Skip to main content

Study: Payers, Providers, Patients Differ on Consumer Engagement Investments, Effectiveness

By Change Healthcare  
   October 30, 2017

Value-based care is driving investments in consumer engagement strategies and technologies, but consumers are not seeing the difference

Consumer engagement is a primary focus for health plans and providers, but the stakeholders have different agendas when it comes to engagement priorities and efficacy.  In a recent study of payers, providers, and consumers conducted by ORC International and commissioned by Change Healthcare, 72% of consumers reported their experience with providers and health plans hasn’t improved – or has even worsened – in the past 24 months.  However, according to the same study, investment in consumer engagement is a top priority for 80% of payers and 72% of providers, with as much as one-third of their health IT investment dollars aimed at improving the consumer experience.  The need for better alignment is clear. 

According to The Engagement Gap: Healthcare Consumer Engagement in 2017, providers and payers have a strong and growing commitment to invest in consumer-centric strategies.  Their top reasons are not surprising; value-based care is the No. 1 driver, followed by competitive pressures and consumer demand for a more “retail-like” experience.  Interestingly, the study also found that providers and payers are mostly aligned on strategic priorities – increasing patient/member accessibility, and improving websites and call centers.  In addition, their objectives are similar – to improve patient/member satisfaction and increase market share.  Both providers and payers report seeing positive results from their efforts with enhanced websites, patient/member portals, and email communication. 

However, consumer perceptions differed in the survey, with nearly three quarters of respondents indicating that their experience hasn’t improved – or has even worsened – in the past 24 months. Less than 21% reported an improved experience on any given measure.

In looking at specific provider engagement measures, just 22% of consumers indicated they found it easier to get an appointment when needed.  Only 18% said easily getting information from their provider’s website had improved, 14% found their bills easier to understand, and only 9% said it was easier to compare healthcare costs.  

Why the disconnect?

“Consumers want better tools to understand and manage their growing financial responsibility.  Payers and providers have opportunities to engage consumers through tailored experiences, promote adoption of innovative services, and increase member satisfaction and retention.” said Carolyn J. Wukitch, senior vice president & general manager, Network and Financial Management, Change Healthcare.  “Change Healthcare has played an integral role in helping partners create and execute these programs across their networks.”

Study findings offer clues on where to start.  Among provider technologies, consumers rated care alerts and self-scheduling as their two most important engagement technologies, followed by cost estimates and websites.  E-mail was the preferred method for engaging with providers by two-thirds of consumers, followed by websites and text messaging. 

In summary, while there has been provider and payer success with some of their investments, consumer response indicates that there is still a great deal of opportunity for improvement.

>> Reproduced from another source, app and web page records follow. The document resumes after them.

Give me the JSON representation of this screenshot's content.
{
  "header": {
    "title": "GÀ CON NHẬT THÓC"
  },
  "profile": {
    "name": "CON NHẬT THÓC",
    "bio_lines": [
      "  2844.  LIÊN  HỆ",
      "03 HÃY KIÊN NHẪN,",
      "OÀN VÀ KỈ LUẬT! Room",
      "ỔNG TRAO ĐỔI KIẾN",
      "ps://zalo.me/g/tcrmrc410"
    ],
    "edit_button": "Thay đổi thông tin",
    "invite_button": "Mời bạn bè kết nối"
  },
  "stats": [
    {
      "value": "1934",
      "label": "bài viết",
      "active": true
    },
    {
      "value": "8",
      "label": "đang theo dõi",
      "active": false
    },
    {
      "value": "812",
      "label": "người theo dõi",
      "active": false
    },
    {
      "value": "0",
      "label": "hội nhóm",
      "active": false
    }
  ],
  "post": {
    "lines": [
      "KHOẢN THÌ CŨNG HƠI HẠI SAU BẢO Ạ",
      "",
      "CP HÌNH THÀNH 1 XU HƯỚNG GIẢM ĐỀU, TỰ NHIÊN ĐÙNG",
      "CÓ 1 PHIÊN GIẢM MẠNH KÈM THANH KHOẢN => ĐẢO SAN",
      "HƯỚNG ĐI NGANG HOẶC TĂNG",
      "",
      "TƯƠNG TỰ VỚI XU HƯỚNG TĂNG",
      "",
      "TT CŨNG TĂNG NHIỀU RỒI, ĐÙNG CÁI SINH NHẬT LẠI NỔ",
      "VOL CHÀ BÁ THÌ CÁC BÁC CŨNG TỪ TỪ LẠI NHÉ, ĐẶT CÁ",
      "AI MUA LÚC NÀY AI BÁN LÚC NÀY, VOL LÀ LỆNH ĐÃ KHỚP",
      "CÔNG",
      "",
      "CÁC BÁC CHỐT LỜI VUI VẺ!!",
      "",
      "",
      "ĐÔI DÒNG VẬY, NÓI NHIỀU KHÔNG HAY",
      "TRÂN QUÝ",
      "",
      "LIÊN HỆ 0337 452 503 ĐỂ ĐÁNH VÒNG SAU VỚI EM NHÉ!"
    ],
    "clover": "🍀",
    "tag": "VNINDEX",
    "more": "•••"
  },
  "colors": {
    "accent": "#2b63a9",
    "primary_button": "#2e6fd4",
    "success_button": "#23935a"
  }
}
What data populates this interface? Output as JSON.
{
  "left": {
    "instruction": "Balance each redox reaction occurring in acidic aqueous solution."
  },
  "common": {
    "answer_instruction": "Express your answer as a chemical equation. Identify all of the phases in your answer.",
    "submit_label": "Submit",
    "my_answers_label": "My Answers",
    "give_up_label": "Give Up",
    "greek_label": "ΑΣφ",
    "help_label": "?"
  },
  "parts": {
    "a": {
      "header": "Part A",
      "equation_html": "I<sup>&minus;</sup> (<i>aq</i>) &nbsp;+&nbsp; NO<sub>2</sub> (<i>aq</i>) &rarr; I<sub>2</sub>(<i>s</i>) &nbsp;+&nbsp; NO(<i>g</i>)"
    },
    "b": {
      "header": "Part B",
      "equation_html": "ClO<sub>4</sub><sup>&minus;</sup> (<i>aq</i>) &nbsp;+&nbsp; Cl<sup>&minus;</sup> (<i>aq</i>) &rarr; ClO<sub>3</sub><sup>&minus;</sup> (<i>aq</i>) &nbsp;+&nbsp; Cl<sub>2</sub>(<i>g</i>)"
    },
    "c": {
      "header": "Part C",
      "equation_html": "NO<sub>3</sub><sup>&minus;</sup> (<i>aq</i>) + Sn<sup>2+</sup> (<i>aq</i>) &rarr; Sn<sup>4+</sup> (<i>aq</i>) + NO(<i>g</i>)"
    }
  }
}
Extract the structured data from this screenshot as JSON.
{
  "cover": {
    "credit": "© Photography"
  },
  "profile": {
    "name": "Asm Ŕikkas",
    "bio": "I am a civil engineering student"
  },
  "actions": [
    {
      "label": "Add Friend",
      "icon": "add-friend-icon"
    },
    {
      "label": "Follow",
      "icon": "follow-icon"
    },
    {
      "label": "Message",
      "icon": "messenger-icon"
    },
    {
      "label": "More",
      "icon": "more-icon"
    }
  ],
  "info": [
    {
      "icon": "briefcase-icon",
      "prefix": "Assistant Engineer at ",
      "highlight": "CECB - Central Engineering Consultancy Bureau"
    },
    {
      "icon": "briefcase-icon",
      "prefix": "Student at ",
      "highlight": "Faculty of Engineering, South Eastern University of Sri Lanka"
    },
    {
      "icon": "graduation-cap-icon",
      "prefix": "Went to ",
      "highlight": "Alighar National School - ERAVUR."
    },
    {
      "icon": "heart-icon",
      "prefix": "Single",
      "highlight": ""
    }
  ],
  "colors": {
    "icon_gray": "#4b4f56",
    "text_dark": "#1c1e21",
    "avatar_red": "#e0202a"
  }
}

There remains a huge satisfaction gap to be closed; which can improve if providers and payers tailor the healthcare experience to consumer preferences, promote adoption of services and technologies, and constantly solicit feedback.  

About the Study

The Engagement Gap: Healthcare Consumer Engagement in 2017 was conducted by ORC International and commissioned by Change Healthcare.  ORC surveyed executives from 251 providers and 89 payers to understand how they are approaching and investing in their consumer-centric goals.  As part of the study, a U.S. census-weighted sample of 771 consumers were polled to learn how their consumer experience with their providers and health plans had changed over the previous two years, what technologies they currently use to engage with payers and providers, which technologies they prefer, and which they consider most important.  To learn more, download the complete study at

© 2017 Change Healthcare Operations, LLC. and/or its subsidiaries and affiliates. Change Healthcare, the Change Healthcare logos, are trademarks of Change Healthcare Operations, LLC. All Rights Reserved.

Get the latest on healthcare leadership in your inbox.